## TASK ITEM
Pictures must be kept out of the copy. Every entry is to be duplicated exactly.

::::::::

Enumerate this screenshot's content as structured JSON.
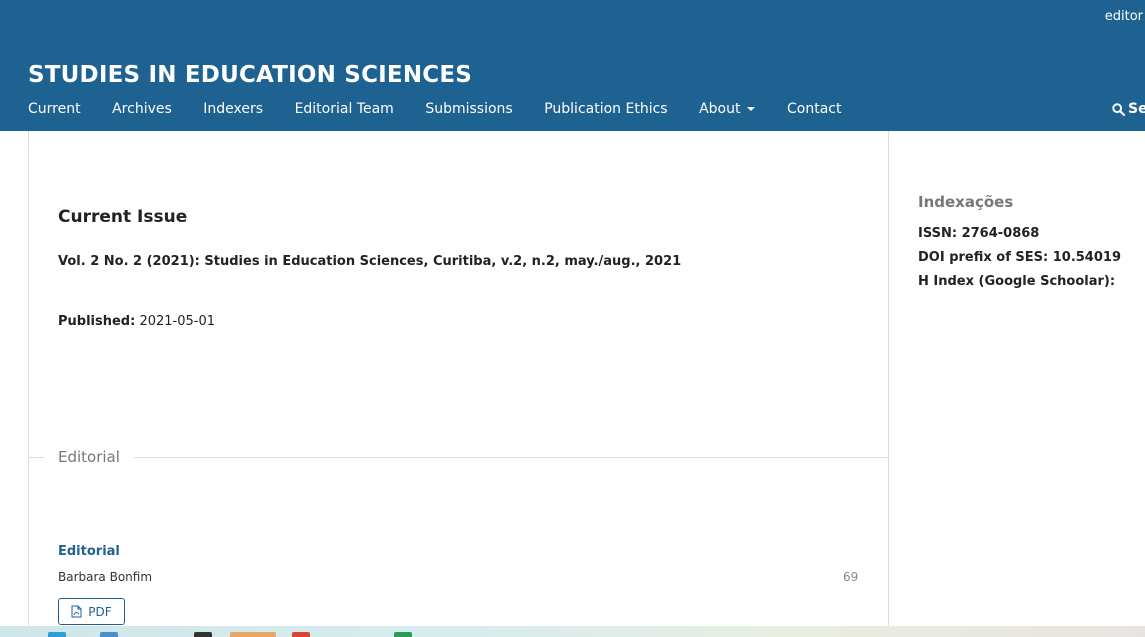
{
  "header": {
    "user_link": "editor",
    "site_title": "STUDIES IN EDUCATION SCIENCES",
    "nav": {
      "current": "Current",
      "archives": "Archives",
      "indexers": "Indexers",
      "editorial_team": "Editorial Team",
      "submissions": "Submissions",
      "publication_ethics": "Publication Ethics",
      "about": "About",
      "contact": "Contact"
    },
    "search_label": "Se"
  },
  "main": {
    "heading": "Current Issue",
    "issue_title": "Vol. 2 No. 2 (2021): Studies in Education Sciences, Curitiba, v.2, n.2, may./aug., 2021",
    "published_label": "Published:",
    "published_date": "2021-05-01",
    "section_title": "Editorial",
    "article": {
      "title": "Editorial",
      "author": "Barbara Bonfim",
      "pages": "69",
      "pdf_label": "PDF"
    }
  },
  "sidebar": {
    "title": "Indexações",
    "issn": "ISSN: 2764-0868",
    "doi_prefix": "DOI prefix of SES: 10.54019",
    "h_index": "H Index (Google Schoolar):"
  },
  "colors": {
    "header_bg": "#1e6292",
    "link": "#1e6292"
  }
}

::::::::

## YOUR RESPONSE
Enumerate this screenshot's content as structured JSON.
{
  "header": {
    "user_link": "editor",
    "site_title": "STUDIES IN EDUCATION SCIENCES",
    "nav": {
      "current": "Current",
      "archives": "Archives",
      "indexers": "Indexers",
      "editorial_team": "Editorial Team",
      "submissions": "Submissions",
      "publication_ethics": "Publication Ethics",
      "about": "About",
      "contact": "Contact"
    },
    "search_label": "Se"
  },
  "main": {
    "heading": "Current Issue",
    "issue_title": "Vol. 2 No. 2 (2021): Studies in Education Sciences, Curitiba, v.2, n.2, may./aug., 2021",
    "published_label": "Published:",
    "published_date": "2021-05-01",
    "section_title": "Editorial",
    "article": {
      "title": "Editorial",
      "author": "Barbara Bonfim",
      "pages": "69",
      "pdf_label": "PDF"
    }
  },
  "sidebar": {
    "title": "Indexações",
    "issn": "ISSN: 2764-0868",
    "doi_prefix": "DOI prefix of SES: 10.54019",
    "h_index": "H Index (Google Schoolar):"
  },
  "colors": {
    "header_bg": "#1e6292",
    "link": "#1e6292"
  }
}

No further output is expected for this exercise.